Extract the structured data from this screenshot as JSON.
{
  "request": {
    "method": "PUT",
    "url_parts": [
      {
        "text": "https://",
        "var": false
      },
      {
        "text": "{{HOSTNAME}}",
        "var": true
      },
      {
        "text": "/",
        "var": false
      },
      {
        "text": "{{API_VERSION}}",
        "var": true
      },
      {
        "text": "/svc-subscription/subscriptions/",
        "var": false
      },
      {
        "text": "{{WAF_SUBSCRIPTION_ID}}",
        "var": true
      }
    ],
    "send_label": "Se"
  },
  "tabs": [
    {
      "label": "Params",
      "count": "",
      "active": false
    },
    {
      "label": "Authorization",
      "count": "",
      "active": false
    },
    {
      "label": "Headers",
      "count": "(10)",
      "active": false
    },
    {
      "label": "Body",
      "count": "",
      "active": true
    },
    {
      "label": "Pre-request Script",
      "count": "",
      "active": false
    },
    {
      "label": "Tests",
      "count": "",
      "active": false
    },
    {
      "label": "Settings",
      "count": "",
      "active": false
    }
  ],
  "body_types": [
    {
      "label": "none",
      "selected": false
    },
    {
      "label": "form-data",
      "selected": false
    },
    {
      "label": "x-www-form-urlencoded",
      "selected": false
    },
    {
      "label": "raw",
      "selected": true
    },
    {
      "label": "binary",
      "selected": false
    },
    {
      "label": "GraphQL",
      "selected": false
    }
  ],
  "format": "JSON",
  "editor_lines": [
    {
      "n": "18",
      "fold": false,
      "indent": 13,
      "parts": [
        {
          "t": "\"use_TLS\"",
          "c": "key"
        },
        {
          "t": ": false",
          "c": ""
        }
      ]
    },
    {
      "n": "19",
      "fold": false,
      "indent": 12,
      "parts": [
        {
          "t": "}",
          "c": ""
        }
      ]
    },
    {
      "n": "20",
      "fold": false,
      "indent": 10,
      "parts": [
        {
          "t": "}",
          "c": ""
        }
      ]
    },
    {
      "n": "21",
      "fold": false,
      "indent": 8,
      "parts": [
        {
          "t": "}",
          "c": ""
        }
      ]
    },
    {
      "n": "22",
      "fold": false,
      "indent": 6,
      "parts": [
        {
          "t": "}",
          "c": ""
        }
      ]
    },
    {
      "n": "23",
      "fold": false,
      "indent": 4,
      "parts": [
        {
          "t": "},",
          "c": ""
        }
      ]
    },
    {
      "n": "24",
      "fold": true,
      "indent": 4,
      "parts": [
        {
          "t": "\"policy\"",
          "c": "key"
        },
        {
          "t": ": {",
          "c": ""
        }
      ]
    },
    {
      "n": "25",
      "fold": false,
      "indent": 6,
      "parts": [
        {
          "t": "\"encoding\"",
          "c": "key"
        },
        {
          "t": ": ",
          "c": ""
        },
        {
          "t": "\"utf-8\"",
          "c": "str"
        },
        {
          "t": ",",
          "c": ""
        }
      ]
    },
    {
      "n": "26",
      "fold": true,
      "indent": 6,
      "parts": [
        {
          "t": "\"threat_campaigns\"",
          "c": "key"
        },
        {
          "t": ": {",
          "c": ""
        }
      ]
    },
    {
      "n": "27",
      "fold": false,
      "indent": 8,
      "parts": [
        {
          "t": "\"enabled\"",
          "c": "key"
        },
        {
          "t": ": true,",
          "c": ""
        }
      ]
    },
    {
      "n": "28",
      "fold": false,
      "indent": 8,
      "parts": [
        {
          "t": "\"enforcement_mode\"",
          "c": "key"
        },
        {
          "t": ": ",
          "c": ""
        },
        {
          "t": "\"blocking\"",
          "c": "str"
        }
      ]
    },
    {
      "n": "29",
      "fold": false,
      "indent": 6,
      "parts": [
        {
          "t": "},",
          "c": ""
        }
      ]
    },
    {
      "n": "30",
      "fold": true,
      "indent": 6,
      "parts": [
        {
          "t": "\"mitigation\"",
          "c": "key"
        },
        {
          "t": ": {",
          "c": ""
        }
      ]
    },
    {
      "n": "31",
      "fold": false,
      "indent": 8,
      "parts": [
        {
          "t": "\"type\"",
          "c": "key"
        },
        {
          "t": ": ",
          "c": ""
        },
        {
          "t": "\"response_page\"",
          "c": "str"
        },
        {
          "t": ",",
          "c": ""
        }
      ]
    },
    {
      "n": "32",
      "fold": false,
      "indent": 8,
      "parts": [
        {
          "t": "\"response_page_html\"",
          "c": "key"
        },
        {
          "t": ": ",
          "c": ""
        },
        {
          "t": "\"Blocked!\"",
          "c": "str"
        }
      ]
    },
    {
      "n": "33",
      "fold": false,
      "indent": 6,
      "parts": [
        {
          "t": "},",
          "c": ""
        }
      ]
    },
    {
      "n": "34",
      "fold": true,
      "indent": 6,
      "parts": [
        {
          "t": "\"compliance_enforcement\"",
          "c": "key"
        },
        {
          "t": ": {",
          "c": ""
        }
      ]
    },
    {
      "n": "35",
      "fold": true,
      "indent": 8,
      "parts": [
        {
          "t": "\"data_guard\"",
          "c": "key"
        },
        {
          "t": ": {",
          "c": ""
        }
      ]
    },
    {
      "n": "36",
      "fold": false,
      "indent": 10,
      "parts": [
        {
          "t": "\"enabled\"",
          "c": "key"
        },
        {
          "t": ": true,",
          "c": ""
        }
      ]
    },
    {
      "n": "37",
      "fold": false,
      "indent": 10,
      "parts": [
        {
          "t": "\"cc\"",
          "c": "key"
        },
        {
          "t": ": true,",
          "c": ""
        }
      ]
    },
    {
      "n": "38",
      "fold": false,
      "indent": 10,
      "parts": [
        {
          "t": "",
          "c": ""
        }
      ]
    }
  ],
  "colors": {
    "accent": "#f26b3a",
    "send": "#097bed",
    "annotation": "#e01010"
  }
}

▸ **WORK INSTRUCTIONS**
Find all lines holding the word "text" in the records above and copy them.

▸ **RESPONSE TO THE TASK**
        "text": "https://",
        "text": "{{HOSTNAME}}",
        "text": "/",
        "text": "{{API_VERSION}}",
        "text": "/svc-subscription/subscriptions/",
        "text": "{{WAF_SUBSCRIPTION_ID}}",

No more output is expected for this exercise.